PROBLEM TO SOLVE:
Write the data below out again, exactly as each line reads.

RECORDS PROVIDED:
=== Begin Enclosure ===

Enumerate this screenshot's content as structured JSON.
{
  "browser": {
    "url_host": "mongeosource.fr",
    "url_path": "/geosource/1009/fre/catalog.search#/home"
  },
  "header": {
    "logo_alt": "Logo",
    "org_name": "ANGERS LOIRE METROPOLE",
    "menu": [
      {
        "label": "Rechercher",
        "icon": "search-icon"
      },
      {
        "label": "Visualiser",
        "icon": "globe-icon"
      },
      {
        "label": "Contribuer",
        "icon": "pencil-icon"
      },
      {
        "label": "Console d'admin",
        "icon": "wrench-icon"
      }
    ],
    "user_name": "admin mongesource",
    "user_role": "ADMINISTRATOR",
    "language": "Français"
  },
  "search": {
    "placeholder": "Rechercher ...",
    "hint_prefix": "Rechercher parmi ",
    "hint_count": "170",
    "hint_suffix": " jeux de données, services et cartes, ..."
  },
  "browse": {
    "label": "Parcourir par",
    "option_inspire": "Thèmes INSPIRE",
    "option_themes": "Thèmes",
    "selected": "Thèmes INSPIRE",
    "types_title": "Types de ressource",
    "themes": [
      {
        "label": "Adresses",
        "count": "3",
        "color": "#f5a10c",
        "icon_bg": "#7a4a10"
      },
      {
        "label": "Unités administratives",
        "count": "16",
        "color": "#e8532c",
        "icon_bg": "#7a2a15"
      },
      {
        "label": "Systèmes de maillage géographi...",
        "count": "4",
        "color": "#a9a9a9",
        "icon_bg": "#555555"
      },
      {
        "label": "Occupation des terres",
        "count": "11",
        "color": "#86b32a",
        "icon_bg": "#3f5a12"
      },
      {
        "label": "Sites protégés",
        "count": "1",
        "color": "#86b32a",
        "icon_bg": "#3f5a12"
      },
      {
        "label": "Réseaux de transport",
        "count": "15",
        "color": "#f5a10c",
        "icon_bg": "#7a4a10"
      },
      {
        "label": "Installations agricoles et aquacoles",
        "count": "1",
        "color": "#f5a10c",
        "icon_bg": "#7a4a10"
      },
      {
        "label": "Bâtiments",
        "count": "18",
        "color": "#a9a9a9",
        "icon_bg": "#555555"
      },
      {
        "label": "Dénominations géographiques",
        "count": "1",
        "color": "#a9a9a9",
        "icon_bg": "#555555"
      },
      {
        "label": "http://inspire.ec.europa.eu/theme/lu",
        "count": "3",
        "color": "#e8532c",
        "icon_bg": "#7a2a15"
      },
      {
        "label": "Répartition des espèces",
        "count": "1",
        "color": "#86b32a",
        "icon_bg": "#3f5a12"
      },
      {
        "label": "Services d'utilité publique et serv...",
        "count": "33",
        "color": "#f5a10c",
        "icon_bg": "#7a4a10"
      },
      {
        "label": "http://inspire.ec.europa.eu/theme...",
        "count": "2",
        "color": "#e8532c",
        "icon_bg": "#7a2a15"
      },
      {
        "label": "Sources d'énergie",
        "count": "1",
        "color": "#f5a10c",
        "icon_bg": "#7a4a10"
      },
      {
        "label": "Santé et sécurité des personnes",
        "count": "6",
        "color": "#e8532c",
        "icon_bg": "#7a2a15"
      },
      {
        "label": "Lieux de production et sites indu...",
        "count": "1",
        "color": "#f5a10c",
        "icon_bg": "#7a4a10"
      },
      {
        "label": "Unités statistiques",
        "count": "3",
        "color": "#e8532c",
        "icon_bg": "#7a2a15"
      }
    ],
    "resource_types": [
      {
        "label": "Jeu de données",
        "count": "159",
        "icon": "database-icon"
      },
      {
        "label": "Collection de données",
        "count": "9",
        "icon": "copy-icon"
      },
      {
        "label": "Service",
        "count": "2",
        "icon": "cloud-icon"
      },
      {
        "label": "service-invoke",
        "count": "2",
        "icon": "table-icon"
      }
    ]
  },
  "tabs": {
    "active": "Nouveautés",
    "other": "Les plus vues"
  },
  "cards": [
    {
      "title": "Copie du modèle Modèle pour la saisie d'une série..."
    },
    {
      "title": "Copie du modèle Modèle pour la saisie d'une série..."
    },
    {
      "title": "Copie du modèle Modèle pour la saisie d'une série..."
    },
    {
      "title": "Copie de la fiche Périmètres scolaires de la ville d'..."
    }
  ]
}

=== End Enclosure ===

RESPONSE BELOW:
Enumerate this screenshot's content as structured JSON.
{
  "browser": {
    "url_host": "mongeosource.fr",
    "url_path": "/geosource/1009/fre/catalog.search#/home"
  },
  "header": {
    "logo_alt": "Logo",
    "org_name": "ANGERS LOIRE METROPOLE",
    "menu": [
      {
        "label": "Rechercher",
        "icon": "search-icon"
      },
      {
        "label": "Visualiser",
        "icon": "globe-icon"
      },
      {
        "label": "Contribuer",
        "icon": "pencil-icon"
      },
      {
        "label": "Console d'admin",
        "icon": "wrench-icon"
      }
    ],
    "user_name": "admin mongesource",
    "user_role": "ADMINISTRATOR",
    "language": "Français"
  },
  "search": {
    "placeholder": "Rechercher ...",
    "hint_prefix": "Rechercher parmi ",
    "hint_count": "170",
    "hint_suffix": " jeux de données, services et cartes, ..."
  },
  "browse": {
    "label": "Parcourir par",
    "option_inspire": "Thèmes INSPIRE",
    "option_themes": "Thèmes",
    "selected": "Thèmes INSPIRE",
    "types_title": "Types de ressource",
    "themes": [
      {
        "label": "Adresses",
        "count": "3",
        "color": "#f5a10c",
        "icon_bg": "#7a4a10"
      },
      {
        "label": "Unités administratives",
        "count": "16",
        "color": "#e8532c",
        "icon_bg": "#7a2a15"
      },
      {
        "label": "Systèmes de maillage géographi...",
        "count": "4",
        "color": "#a9a9a9",
        "icon_bg": "#555555"
      },
      {
        "label": "Occupation des terres",
        "count": "11",
        "color": "#86b32a",
        "icon_bg": "#3f5a12"
      },
      {
        "label": "Sites protégés",
        "count": "1",
        "color": "#86b32a",
        "icon_bg": "#3f5a12"
      },
      {
        "label": "Réseaux de transport",
        "count": "15",
        "color": "#f5a10c",
        "icon_bg": "#7a4a10"
      },
      {
        "label": "Installations agricoles et aquacoles",
        "count": "1",
        "color": "#f5a10c",
        "icon_bg": "#7a4a10"
      },
      {
        "label": "Bâtiments",
        "count": "18",
        "color": "#a9a9a9",
        "icon_bg": "#555555"
      },
      {
        "label": "Dénominations géographiques",
        "count": "1",
        "color": "#a9a9a9",
        "icon_bg": "#555555"
      },
      {
        "label": "http://inspire.ec.europa.eu/theme/lu",
        "count": "3",
        "color": "#e8532c",
        "icon_bg": "#7a2a15"
      },
      {
        "label": "Répartition des espèces",
        "count": "1",
        "color": "#86b32a",
        "icon_bg": "#3f5a12"
      },
      {
        "label": "Services d'utilité publique et serv...",
        "count": "33",
        "color": "#f5a10c",
        "icon_bg": "#7a4a10"
      },
      {
        "label": "http://inspire.ec.europa.eu/theme...",
        "count": "2",
        "color": "#e8532c",
        "icon_bg": "#7a2a15"
      },
      {
        "label": "Sources d'énergie",
        "count": "1",
        "color": "#f5a10c",
        "icon_bg": "#7a4a10"
      },
      {
        "label": "Santé et sécurité des personnes",
        "count": "6",
        "color": "#e8532c",
        "icon_bg": "#7a2a15"
      },
      {
        "label": "Lieux de production et sites indu...",
        "count": "1",
        "color": "#f5a10c",
        "icon_bg": "#7a4a10"
      },
      {
        "label": "Unités statistiques",
        "count": "3",
        "color": "#e8532c",
        "icon_bg": "#7a2a15"
      }
    ],
    "resource_types": [
      {
        "label": "Jeu de données",
        "count": "159",
        "icon": "database-icon"
      },
      {
        "label": "Collection de données",
        "count": "9",
        "icon": "copy-icon"
      },
      {
        "label": "Service",
        "count": "2",
        "icon": "cloud-icon"
      },
      {
        "label": "service-invoke",
        "count": "2",
        "icon": "table-icon"
      }
    ]
  },
  "tabs": {
    "active": "Nouveautés",
    "other": "Les plus vues"
  },
  "cards": [
    {
      "title": "Copie du modèle Modèle pour la saisie d'une série..."
    },
    {
      "title": "Copie du modèle Modèle pour la saisie d'une série..."
    },
    {
      "title": "Copie du modèle Modèle pour la saisie d'une série..."
    },
    {
      "title": "Copie de la fiche Périmètres scolaires de la ville d'..."
    }
  ]
}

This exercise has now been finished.